▼

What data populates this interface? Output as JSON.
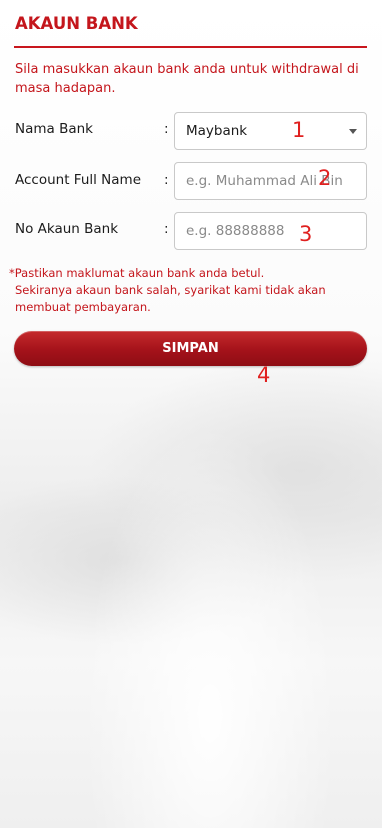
{
  "header": {
    "title": "AKAUN BANK"
  },
  "instruction": "Sila masukkan akaun bank anda untuk withdrawal di masa hadapan.",
  "form": {
    "bank_name": {
      "label": "Nama Bank",
      "colon": ":",
      "selected": "Maybank",
      "marker": "1"
    },
    "full_name": {
      "label": "Account Full Name",
      "colon": ":",
      "placeholder": "e.g. Muhammad Ali Bin",
      "marker": "2"
    },
    "account_no": {
      "label": "No Akaun Bank",
      "colon": ":",
      "placeholder": "e.g. 88888888",
      "marker": "3"
    }
  },
  "notice": {
    "line1": "*Pastikan maklumat akaun bank anda betul.",
    "line2": "Sekiranya akaun bank salah, syarikat kami tidak akan",
    "line3": "membuat pembayaran."
  },
  "save_button": {
    "label": "SIMPAN",
    "marker": "4"
  },
  "colors": {
    "accent": "#c4161c",
    "marker": "#e0201f"
  },
  "icons": {
    "dropdown": "caret-down-icon"
  }
}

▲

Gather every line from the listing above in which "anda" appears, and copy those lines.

**Task result**.
  "instruction": "Sila masukkan akaun bank anda untuk withdrawal di masa hadapan.",
    "line1": "*Pastikan maklumat akaun bank anda betul.",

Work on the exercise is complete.